Gallup research consistently finds that frequent manager-employee conversations are key to employee engagement. This is doubly important when it comes to remote and hybrid workers, who depend on frequent feedback to feel engaged and prepared to do their job. Of course, the quality of those conversations matters too. Sometimes managers may think they are communicating well, but employees do not know what's expected of them.
Getting communication right is perhaps one of the hardest parts of managing -- simply because, in the real world, asking someone, "How do you want to receive communication?" doesn't resolve the issue. Communicating, really communicating, is an art. It takes practice.
Create accountability. Hold yourself and your team responsible for performance.
When we hear the word "accountability," we often think of metrics or performance reviews. A much better way to think of accountability is as engagement and ownership. When people are engaged with their work, they feel accountable to others and to themselves. When they own their work, they take responsibility for the outcome. For managers, creating team accountability is about instilling a heartfelt sense of ownership in each contributor.
The fastest way to generate personal ownership in someone is to give them work they love to do and naturally do well. When there's work to be done, ask, "Who's gifted in this? Who would jump at this opportunity?"
Don't try to improve all of your team management skills at once.
If thinking about seven things to do -- on top of a hundred other things -- feels like a lot, here are some tips to get started:

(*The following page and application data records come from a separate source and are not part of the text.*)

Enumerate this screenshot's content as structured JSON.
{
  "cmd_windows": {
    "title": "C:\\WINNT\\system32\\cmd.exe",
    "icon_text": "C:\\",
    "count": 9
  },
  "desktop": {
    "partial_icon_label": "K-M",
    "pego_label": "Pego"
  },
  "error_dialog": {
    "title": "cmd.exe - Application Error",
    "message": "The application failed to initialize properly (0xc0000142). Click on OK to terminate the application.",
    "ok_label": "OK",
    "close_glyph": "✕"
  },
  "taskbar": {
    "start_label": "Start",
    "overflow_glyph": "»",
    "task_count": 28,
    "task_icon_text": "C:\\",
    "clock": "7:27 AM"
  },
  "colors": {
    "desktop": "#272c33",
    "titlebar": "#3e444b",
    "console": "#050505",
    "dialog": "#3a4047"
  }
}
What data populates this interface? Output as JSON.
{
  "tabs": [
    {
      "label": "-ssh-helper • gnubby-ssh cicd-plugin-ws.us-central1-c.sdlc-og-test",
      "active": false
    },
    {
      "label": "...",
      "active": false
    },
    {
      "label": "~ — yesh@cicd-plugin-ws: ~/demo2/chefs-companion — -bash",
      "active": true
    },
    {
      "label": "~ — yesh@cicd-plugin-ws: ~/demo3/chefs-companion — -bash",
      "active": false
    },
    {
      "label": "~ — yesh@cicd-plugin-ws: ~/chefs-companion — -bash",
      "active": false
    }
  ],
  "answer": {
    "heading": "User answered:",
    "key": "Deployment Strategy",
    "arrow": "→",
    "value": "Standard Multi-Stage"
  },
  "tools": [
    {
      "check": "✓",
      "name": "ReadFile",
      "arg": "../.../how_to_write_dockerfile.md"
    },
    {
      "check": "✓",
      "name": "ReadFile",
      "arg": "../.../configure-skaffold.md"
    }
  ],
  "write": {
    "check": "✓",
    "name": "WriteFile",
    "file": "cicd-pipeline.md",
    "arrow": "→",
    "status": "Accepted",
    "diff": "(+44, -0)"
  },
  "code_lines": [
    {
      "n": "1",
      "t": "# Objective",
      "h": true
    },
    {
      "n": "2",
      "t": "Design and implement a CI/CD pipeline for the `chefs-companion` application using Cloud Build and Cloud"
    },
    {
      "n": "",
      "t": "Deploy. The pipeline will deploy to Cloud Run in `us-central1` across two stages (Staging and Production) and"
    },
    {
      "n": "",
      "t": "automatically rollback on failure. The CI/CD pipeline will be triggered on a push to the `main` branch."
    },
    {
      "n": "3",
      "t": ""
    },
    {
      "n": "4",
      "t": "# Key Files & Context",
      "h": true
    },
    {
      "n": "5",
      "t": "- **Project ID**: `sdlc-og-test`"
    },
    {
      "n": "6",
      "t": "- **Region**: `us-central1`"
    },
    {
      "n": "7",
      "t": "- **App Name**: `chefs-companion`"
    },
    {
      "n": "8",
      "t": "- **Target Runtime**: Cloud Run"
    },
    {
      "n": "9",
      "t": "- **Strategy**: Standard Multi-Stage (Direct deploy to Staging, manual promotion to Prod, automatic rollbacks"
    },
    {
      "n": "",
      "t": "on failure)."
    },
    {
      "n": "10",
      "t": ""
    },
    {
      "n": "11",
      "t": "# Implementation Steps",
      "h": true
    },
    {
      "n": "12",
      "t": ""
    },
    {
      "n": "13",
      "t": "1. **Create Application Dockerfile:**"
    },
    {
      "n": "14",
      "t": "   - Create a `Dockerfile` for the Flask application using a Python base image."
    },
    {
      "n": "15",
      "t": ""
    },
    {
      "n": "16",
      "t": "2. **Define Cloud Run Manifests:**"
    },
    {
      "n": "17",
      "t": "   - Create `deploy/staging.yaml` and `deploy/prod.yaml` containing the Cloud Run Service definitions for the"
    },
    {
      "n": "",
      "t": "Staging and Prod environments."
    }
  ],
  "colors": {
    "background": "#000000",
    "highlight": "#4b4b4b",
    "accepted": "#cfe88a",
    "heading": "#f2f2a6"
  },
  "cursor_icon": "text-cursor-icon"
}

Choose one of the seven competencies to focus on each quarter. When you read through this list and evaluate yourself, which item challenges you the most? Or which one would you consider most important for success in your particular role? Focus on tackling one competency at a time.
Apply your talents to develop strength in each area. If there's an area where you're struggling, you may think, "I'm just not good at that one … and I probably never will be!" That's a sign that you're approaching your development by focusing on your weaknesses, rather than on your strengths. If you know your top five CliftonStrengths already, consider how you can use them to address each competency. If you don't know your top five, take the CliftonStrengths assessment.
Recognize that the eternal rules of management still apply but that the field of play has changed. Recent years have shaken up the traditional workplace, and that includes management styles. Every single one of these competencies means something different in practice than it did in 2019. Think about what "success" for each one means now in a disrupted (and regularly interrupted) workplace.